If Joe were to finance the investment using a mix of debt and equity, then the cost of capital would be a weighted average of the adjusted annual interest rate and Joe’s required rate of return on equity.

Investment risk – The more risk associated with an investment, the higher the return must be in order for an investor to make the investment.

In practical application, we can set the discount rate greater than the cost of capital if we think there is potential for the actual cash flows generated by the investment to be different than our projections. A good example would be the barn option.

Our expected cash flows are very sensitive to changes in the price of milk and feed – which are volatile and to a certain extent uncontrollable. We would be wise to bump up the discount rate on the barn NPV calculation to reflect Joe’s exposure to price risk.

Let’s keep things simple and assume that Joe will finance the investment with 50 percent debt and 50 percent equity.
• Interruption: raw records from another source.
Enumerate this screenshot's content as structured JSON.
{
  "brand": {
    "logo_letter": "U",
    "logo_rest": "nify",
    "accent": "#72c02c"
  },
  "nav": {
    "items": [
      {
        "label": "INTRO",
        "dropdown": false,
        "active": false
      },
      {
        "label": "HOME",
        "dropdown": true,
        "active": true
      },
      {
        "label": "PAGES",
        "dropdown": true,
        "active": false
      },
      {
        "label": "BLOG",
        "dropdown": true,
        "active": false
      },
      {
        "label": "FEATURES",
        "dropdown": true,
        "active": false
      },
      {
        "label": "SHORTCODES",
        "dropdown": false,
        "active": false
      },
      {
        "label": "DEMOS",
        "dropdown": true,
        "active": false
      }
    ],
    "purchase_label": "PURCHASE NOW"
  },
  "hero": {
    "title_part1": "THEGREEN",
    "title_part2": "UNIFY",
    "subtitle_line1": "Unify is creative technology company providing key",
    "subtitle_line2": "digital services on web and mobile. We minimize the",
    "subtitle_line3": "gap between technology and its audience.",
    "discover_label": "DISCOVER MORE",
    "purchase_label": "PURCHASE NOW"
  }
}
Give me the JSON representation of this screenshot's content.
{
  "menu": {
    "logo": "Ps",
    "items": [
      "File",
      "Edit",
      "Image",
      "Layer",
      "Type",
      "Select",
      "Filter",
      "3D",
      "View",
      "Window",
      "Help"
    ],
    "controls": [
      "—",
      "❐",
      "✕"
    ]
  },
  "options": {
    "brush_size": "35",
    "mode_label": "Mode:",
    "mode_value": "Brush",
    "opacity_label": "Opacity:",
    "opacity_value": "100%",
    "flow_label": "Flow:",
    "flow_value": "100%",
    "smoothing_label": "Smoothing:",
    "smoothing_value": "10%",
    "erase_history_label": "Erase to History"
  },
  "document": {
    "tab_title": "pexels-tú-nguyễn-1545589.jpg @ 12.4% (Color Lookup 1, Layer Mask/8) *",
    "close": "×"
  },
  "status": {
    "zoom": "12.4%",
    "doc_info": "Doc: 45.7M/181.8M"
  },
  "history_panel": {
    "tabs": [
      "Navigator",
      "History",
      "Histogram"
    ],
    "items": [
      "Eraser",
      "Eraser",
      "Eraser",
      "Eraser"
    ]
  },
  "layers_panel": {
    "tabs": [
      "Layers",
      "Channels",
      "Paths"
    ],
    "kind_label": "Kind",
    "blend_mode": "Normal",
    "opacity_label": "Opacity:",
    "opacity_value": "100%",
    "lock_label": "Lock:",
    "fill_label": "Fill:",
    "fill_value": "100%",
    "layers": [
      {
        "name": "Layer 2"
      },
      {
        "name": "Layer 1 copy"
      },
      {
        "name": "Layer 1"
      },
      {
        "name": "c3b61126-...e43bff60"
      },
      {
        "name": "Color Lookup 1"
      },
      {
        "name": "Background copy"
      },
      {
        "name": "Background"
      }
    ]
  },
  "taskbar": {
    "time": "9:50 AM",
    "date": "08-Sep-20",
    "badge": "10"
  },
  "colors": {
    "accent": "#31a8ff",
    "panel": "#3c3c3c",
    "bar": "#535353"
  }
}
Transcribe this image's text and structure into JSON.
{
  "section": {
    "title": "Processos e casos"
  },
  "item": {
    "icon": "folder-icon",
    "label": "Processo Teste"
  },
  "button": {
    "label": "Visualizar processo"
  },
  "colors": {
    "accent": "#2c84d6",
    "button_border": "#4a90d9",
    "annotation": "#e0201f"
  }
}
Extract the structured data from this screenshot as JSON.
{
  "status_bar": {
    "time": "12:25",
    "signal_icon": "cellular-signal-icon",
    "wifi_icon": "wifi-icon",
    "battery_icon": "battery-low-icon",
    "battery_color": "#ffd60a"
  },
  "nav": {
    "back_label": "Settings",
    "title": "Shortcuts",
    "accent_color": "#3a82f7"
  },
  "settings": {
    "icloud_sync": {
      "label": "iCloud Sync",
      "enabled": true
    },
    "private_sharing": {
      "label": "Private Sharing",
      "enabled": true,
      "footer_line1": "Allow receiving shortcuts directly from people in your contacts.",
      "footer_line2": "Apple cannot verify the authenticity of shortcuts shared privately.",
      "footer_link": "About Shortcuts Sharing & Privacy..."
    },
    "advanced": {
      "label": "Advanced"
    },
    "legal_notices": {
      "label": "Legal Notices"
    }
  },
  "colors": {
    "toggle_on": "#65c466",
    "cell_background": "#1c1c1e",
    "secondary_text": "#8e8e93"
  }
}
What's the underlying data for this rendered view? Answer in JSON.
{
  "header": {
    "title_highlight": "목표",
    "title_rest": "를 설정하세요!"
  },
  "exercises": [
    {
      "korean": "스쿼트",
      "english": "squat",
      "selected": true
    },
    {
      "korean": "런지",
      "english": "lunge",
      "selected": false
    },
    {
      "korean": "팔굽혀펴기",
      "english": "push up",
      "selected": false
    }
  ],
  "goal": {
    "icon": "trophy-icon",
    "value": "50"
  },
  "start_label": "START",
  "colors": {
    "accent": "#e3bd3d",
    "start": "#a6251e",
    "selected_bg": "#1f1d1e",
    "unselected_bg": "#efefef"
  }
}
Let’s also assume that Joe’s required rate of return on his equity is 10 percent, and that the bank would charge an annual interest rate of 5 percent. If Joe’s effective tax rate were 25 percent, then the cost of capital would be:

Cost of Debt = Annual Interest Rate × (1 - Effective Tax Rate) = 5 percent × (1 - 25 percent) = 3.75 percent

Cost of Capital = (Weight of Debt × Cost of Debt) + (Weight of Equity × Cost of Equity) = (50 percent × 3.75 percent) + (50 percent × 10 percent) = 6.875 percent

We will use the 6.875 percent cost of capital as the discount rate for the bin investment option. For the barn investment option, we will adjust the discount rate to 12 percent to account for the price risk exposure that we discussed above.

Step 3 – Calculate net present value of the future cash flows
The NPV calculation is best handled in a computer spreadsheet or with a financial calculator. Financial calculators have built-in NPV functions. Read the user-guide of the calculator for instructions on how to use this function.


In Microsoft Excel, we can lay out annual cash flows in a table format. Table 1 shows our expected cash flows for each investment.

Click here or on the image at right to open it in a new window.

To calculate NPV of the barn investment option in Excel, we need to type the following command into an empty cell: =NPV(0.12,Year 1:Year 10)+Initial investment.

Back to Joe and his dilemma. The five feed bins have a NPV of $320,000. The barn investment has a NPV of $1.024 million. Both investments would create value, but if Joe can only choose one option, he should build the freestall barn and expand the herd. PD

Degan is a sales manager with Renaissance Nutrition.

John Degan
Sales Manager
Renaissance Nutrition